The Reserve Bank’s new framework also appears to contradict its earlier stand. Its own guidelines issued in 2015 were meant to disincentivise wilful defaulters by blocking them from additional facilities such as borrowing from banks and financial institutions. The new framework, however, allows them to avail fresh borrowing a year gap after a compromise settlement.
Similarly, another circular by the Reserve Bank in June 2019 had held that “borrowers who have committed frauds/malfeasance/wilful default will remain ineligible for restructuring” of loans. Restructuring refers to the lender granting concessions to the borrower for legal or economic reasons relating to the borrower’s financial difficulty.

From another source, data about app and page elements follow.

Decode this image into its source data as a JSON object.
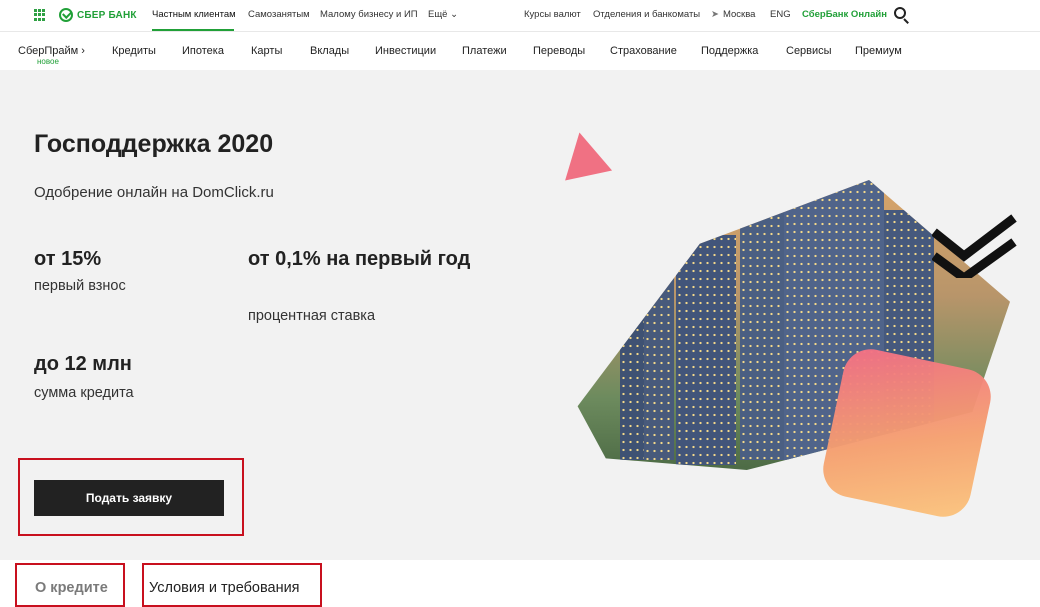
{
  "brand": {
    "name": "СБЕР БАНК",
    "color": "#21a038"
  },
  "topbar": {
    "segments": [
      "Частным клиентам",
      "Самозанятым",
      "Малому бизнесу и ИП",
      "Ещё ⌄"
    ],
    "links": [
      "Курсы валют",
      "Отделения и банкоматы",
      "Москва",
      "ENG",
      "СберБанк Онлайн"
    ],
    "location_icon": "location-arrow-icon",
    "search_icon": "search-icon"
  },
  "mainnav": {
    "items": [
      "СберПрайм ›",
      "Кредиты",
      "Ипотека",
      "Карты",
      "Вклады",
      "Инвестиции",
      "Платежи",
      "Переводы",
      "Страхование",
      "Поддержка",
      "Сервисы",
      "Премиум"
    ],
    "badge": "новое"
  },
  "hero": {
    "title": "Господдержка 2020",
    "subtitle": "Одобрение онлайн на DomClick.ru",
    "stats": [
      {
        "value": "от 15%",
        "label": "первый взнос"
      },
      {
        "value": "от 0,1% на первый год",
        "label": "процентная ставка"
      },
      {
        "value": "до 12 млн",
        "label": "сумма кредита"
      }
    ],
    "cta": "Подать заявку"
  },
  "tabs": [
    "О кредите",
    "Условия и требования"
  ],
  "colors": {
    "highlight": "#c8101e",
    "hero_bg": "#f2f2f2",
    "button": "#222222"
  }
}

Disclosing wilful defaulters
During the initial years of the Modi government, the Reserve Bank and the Centre were on opposing sides over disclosure of names of major wilful defaulters.
In 2015, Raghuram Rajan, the Congress government-appointed governor of the central bank, had sent a list of high profile fraud cases of non-performing assets to the Prime Minister’s Office and the finance ministry seeking a coordinated investigation. As of September 2015, criminal investigations had been launched against only 22.3% of wilful defaulters vis-à-vis public sector banks, the finance ministry had told Parliament.

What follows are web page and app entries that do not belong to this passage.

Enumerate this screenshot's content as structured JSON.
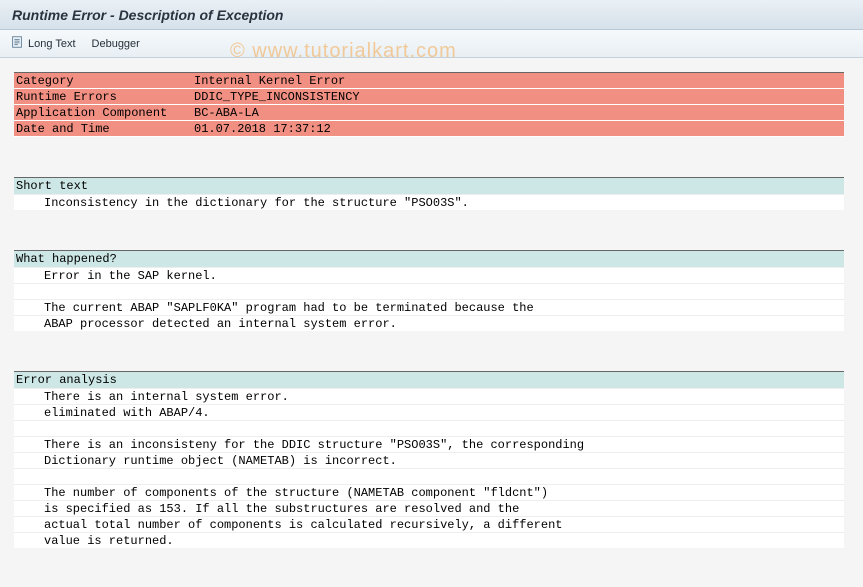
{
  "title": "Runtime Error - Description of Exception",
  "toolbar": {
    "long_text": "Long Text",
    "debugger": "Debugger"
  },
  "watermark": "© www.tutorialkart.com",
  "header": {
    "rows": [
      {
        "label": "Category",
        "value": "Internal Kernel Error"
      },
      {
        "label": "Runtime Errors",
        "value": "DDIC_TYPE_INCONSISTENCY"
      },
      {
        "label": "Application Component",
        "value": "BC-ABA-LA"
      },
      {
        "label": "Date and Time",
        "value": "01.07.2018 17:37:12"
      }
    ]
  },
  "sections": [
    {
      "title": "Short text",
      "lines": [
        "Inconsistency in the dictionary for the structure \"PSO03S\"."
      ]
    },
    {
      "title": "What happened?",
      "lines": [
        "Error in the SAP kernel.",
        "",
        "The current ABAP \"SAPLF0KA\" program had to be terminated because the",
        "ABAP processor detected an internal system error."
      ]
    },
    {
      "title": "Error analysis",
      "lines": [
        "There is an internal system error.",
        "eliminated with ABAP/4.",
        "",
        "There is an inconsisteny for the DDIC structure \"PSO03S\", the corresponding",
        "Dictionary runtime object (NAMETAB) is incorrect.",
        "",
        "The number of components of the structure (NAMETAB component \"fldcnt\")",
        "is specified as 153. If all the substructures are resolved and the",
        "actual total number of components is calculated recursively, a different",
        "value is returned."
      ]
    }
  ]
}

A year later, Rajan as well as the Parliamentary Standing Committee on Finance had called for the list of major wilful defaulters to be made public as a measure of public accountability. The parliamentary committee had said that the disclosure would allow banks to withstand pressure and interference in dealing with promoters of defaulting entities for recoveries or granting more loans.
However, the Prime Minister’s Office, the finance ministry and later the central bank itself, following the end of Rajan’s tenure, had reportedly blocked attempts made using the Right to Information to make the list of top defaulters public. This was despite orders from the Central Information Commissioner for the list to be placed in the public domain.

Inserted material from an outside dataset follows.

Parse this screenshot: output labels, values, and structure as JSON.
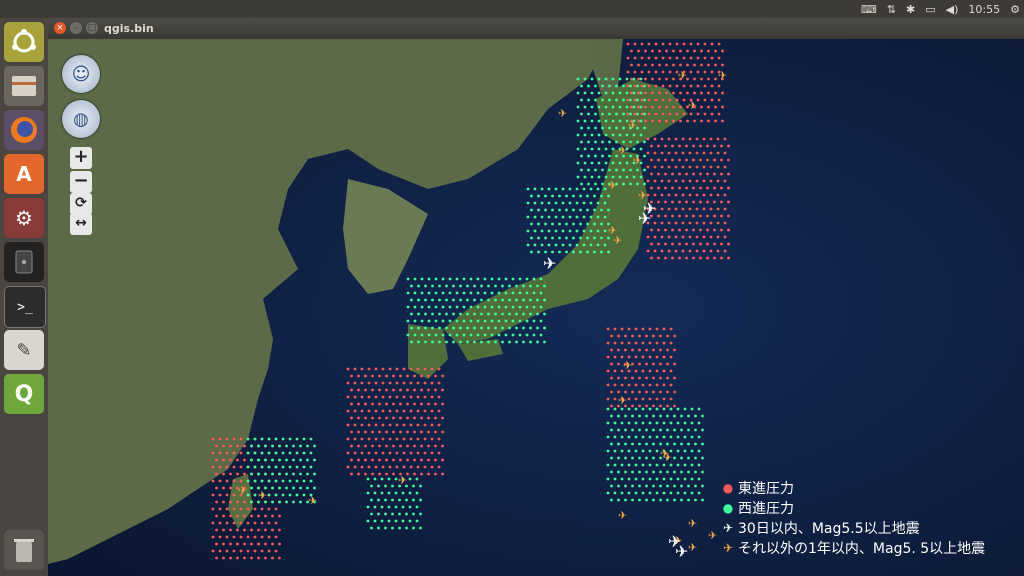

Eventually, following pressure with businesspersons Mehul Choksi and Nirav Modi – both subsequently declared fugitive economic offenders – fleeing India in 2018, the Centre asked banks to name and shame wilful defaulters.
Over the next two years, following a “final warning” by the Supreme Court, the Reserve Bank publicly disclosed the names of the top 100 entities or firms that had wilfully defaulted on their loans. However, it has not specifically named the promoters so far. Some of the revealed names were part of the list Rajan had sent to the Centre in 2015.
The Opposition has alleged that the new framework has been introduced to rehabilitate major wilful defaulters.
On June 14, the Congress re-plugged the “suit-boot-loot-jhoot sarkar” jibe it had used during Modi’s first term to claim that he has “eagerly bent or changed rules to help his friends in a few large business groups”.
“The Modi government has now provided fraudsters and wilful defaulters such as Nirav Modi, Mehul Choksi and Vijay Mallya a path to rehabilitation,” Congress leader Jairam Ramesh alleged. “While wealthy financiers of the BJP are given every undeserved convenience, honest Indians struggle to pay their loans.”
Companies linked to Choksi, Nirav Modi and Mallya were on the list of India’s top 50 wilful defaulters the Centre tabled before Parliament in December. Mallya is the former owner of the defunct Kingfisher Airlines.
The Modi government has for long been criticised by the Opposition over Nirav Modi, Choksi and Mallya fleeing the country, and their extradition to India not having been secured so far.
The Congress had also alleged in 2020, citing the Reserve Bank’s response to a Right to Information query, that some of Nirav Modi, Choksi and Mallya’s bad loans had been written-off by the banks. The party has been arguing that this write-off route should not be available to or applied for the three fugitives. In response, the Centre has said that the banks will continue to pursue recovery in these cases, as the dues have not been waived.